> [Task item] Copy every line from the records below that holds the word "true".

Records from a data source

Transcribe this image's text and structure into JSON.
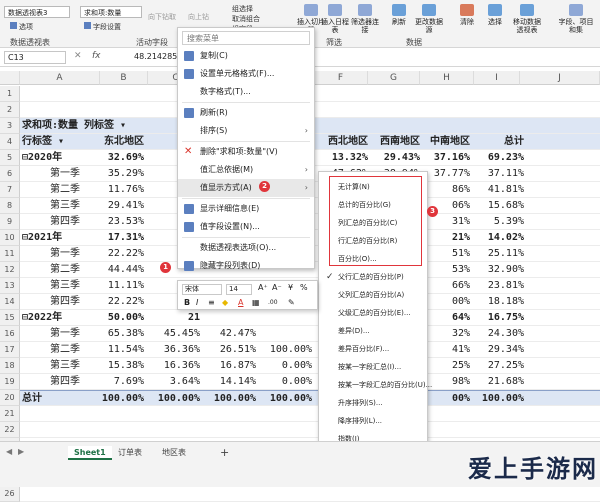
{
  "ribbon": {
    "pivot_name_box": "数据透视表3",
    "pivot_name_label": "数据透视表",
    "options_label": "选项",
    "active_field_box": "求和项:数量",
    "field_settings_label": "字段设置",
    "active_field_label": "活动字段",
    "drill_down": "向下钻取",
    "drill_up": "向上钻",
    "group_selection": "组选择",
    "ungroup": "取消组合",
    "group_field": "组字段",
    "insert_slicer": "插入切片器",
    "insert_timeline": "插入日程表",
    "filter_connections": "筛选器连接",
    "filter_group": "筛选",
    "refresh": "刷新",
    "change_source": "更改数据源",
    "data_group": "数据",
    "clear": "清除",
    "select": "选择",
    "move_pivot": "移动数据透视表",
    "fields_items": "字段、项目和集"
  },
  "formula_bar": {
    "cell_ref": "C13",
    "fx": "fx",
    "value": "48.214285"
  },
  "columns": [
    "A",
    "B",
    "C",
    "D",
    "E",
    "F",
    "G",
    "H",
    "I",
    "J"
  ],
  "rows": [
    {
      "num": "1",
      "cells": []
    },
    {
      "num": "2",
      "cells": []
    },
    {
      "num": "3",
      "cells": [
        "求和项:数量  列标签 ▾"
      ]
    },
    {
      "num": "4",
      "cells": [
        "行标签  ▾",
        "东北地区",
        "华北",
        "",
        "",
        "西北地区",
        "西南地区",
        "中南地区",
        "总计"
      ]
    },
    {
      "num": "5",
      "cells": [
        "⊟2020年",
        "32.69%",
        "56",
        "",
        "",
        "13.32%",
        "29.43%",
        "37.16%",
        "69.23%"
      ]
    },
    {
      "num": "6",
      "cells": [
        "第一季",
        "35.29%",
        "",
        "",
        "",
        "47.62%",
        "38.94%",
        "37.77%",
        "37.11%"
      ]
    },
    {
      "num": "7",
      "cells": [
        "第二季",
        "11.76%",
        "",
        "",
        "",
        "",
        "",
        "86%",
        "41.81%"
      ]
    },
    {
      "num": "8",
      "cells": [
        "第三季",
        "29.41%",
        "",
        "",
        "",
        "",
        "",
        "06%",
        "15.68%"
      ]
    },
    {
      "num": "9",
      "cells": [
        "第四季",
        "23.53%",
        "",
        "",
        "",
        "",
        "",
        "31%",
        "5.39%"
      ]
    },
    {
      "num": "10",
      "cells": [
        "⊟2021年",
        "17.31%",
        "21",
        "",
        "",
        "",
        "",
        "21%",
        "14.02%"
      ]
    },
    {
      "num": "11",
      "cells": [
        "第一季",
        "22.22%",
        "",
        "",
        "",
        "",
        "",
        "51%",
        "25.11%"
      ]
    },
    {
      "num": "12",
      "cells": [
        "第二季",
        "44.44%",
        "",
        "",
        "",
        "",
        "",
        "53%",
        "32.90%"
      ]
    },
    {
      "num": "13",
      "cells": [
        "第三季",
        "11.11%",
        "",
        "",
        "0.00%",
        "",
        "",
        "66%",
        "23.81%"
      ]
    },
    {
      "num": "14",
      "cells": [
        "第四季",
        "22.22%",
        "",
        "",
        "",
        "",
        "",
        "00%",
        "18.18%"
      ]
    },
    {
      "num": "15",
      "cells": [
        "⊟2022年",
        "50.00%",
        "21",
        "",
        "",
        "",
        "",
        "64%",
        "16.75%"
      ]
    },
    {
      "num": "16",
      "cells": [
        "第一季",
        "65.38%",
        "45.45%",
        "42.47%",
        "",
        "",
        "",
        "32%",
        "24.30%"
      ]
    },
    {
      "num": "17",
      "cells": [
        "第二季",
        "11.54%",
        "36.36%",
        "26.51%",
        "100.00%",
        "",
        "",
        "41%",
        "29.34%"
      ]
    },
    {
      "num": "18",
      "cells": [
        "第三季",
        "15.38%",
        "16.36%",
        "16.87%",
        "0.00%",
        "",
        "",
        "25%",
        "27.25%"
      ]
    },
    {
      "num": "19",
      "cells": [
        "第四季",
        "7.69%",
        "3.64%",
        "14.14%",
        "0.00%",
        "",
        "",
        "98%",
        "21.68%"
      ]
    },
    {
      "num": "20",
      "cells": [
        "总计",
        "100.00%",
        "100.00%",
        "100.00%",
        "100.00%",
        "",
        "",
        "00%",
        "100.00%"
      ]
    },
    {
      "num": "21",
      "cells": []
    },
    {
      "num": "22",
      "cells": []
    },
    {
      "num": "23",
      "cells": []
    },
    {
      "num": "24",
      "cells": []
    },
    {
      "num": "25",
      "cells": []
    },
    {
      "num": "26",
      "cells": []
    }
  ],
  "context_menu": {
    "search": "搜索菜单",
    "items": [
      {
        "label": "复制(C)",
        "icon": "copy-icon",
        "color": "#5b7fbf"
      },
      {
        "label": "设置单元格格式(F)...",
        "icon": "format-cells-icon",
        "color": "#5b7fbf"
      },
      {
        "label": "数字格式(T)...",
        "icon": "",
        "color": ""
      },
      {
        "label": "刷新(R)",
        "icon": "refresh-icon",
        "color": "#5b7fbf"
      },
      {
        "label": "排序(S)",
        "icon": "",
        "color": "",
        "sub": true
      },
      {
        "label": "删除\"求和项:数量\"(V)",
        "icon": "delete-icon",
        "color": "#d9342b"
      },
      {
        "label": "值汇总依据(M)",
        "icon": "",
        "color": "",
        "sub": true
      },
      {
        "label": "值显示方式(A)",
        "icon": "",
        "color": "",
        "sub": true,
        "highlight": true
      },
      {
        "label": "显示详细信息(E)",
        "icon": "details-icon",
        "color": "#5b7fbf"
      },
      {
        "label": "值字段设置(N)...",
        "icon": "field-settings-icon",
        "color": "#5b7fbf"
      },
      {
        "label": "数据透视表选项(O)...",
        "icon": "",
        "color": ""
      },
      {
        "label": "隐藏字段列表(D)",
        "icon": "field-list-icon",
        "color": "#5b7fbf"
      }
    ]
  },
  "submenu": {
    "items": [
      {
        "label": "无计算(N)",
        "check": false
      },
      {
        "label": "总计的百分比(G)",
        "check": false
      },
      {
        "label": "列汇总的百分比(C)",
        "check": false
      },
      {
        "label": "行汇总的百分比(R)",
        "check": false
      },
      {
        "label": "百分比(O)...",
        "check": false
      },
      {
        "label": "父行汇总的百分比(P)",
        "check": true
      },
      {
        "label": "父列汇总的百分比(A)",
        "check": false
      },
      {
        "label": "父级汇总的百分比(E)...",
        "check": false
      },
      {
        "label": "差异(D)...",
        "check": false
      },
      {
        "label": "差异百分比(F)...",
        "check": false
      },
      {
        "label": "按某一字段汇总(I)...",
        "check": false
      },
      {
        "label": "按某一字段汇总的百分比(U)...",
        "check": false
      },
      {
        "label": "升序排列(S)...",
        "check": false
      },
      {
        "label": "降序排列(L)...",
        "check": false
      },
      {
        "label": "指数(I)",
        "check": false
      },
      {
        "label": "其他选项(M)...",
        "check": false,
        "dim": true
      }
    ]
  },
  "mini_toolbar": {
    "font": "宋体",
    "size": "14",
    "bold": "B",
    "italic": "I"
  },
  "badges": [
    "1",
    "2",
    "3"
  ],
  "sheet_tabs": [
    "Sheet1",
    "订单表",
    "地区表",
    "+"
  ],
  "watermark": "爱上手游网",
  "colors": {
    "accent": "#e0353b",
    "header_fill": "#dde6f4",
    "excel_green": "#1e7145"
  }
}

> [Result]
        "sub": true
        "sub": true
        "sub": true,
        "highlight": true
        "check": true
        "dim": true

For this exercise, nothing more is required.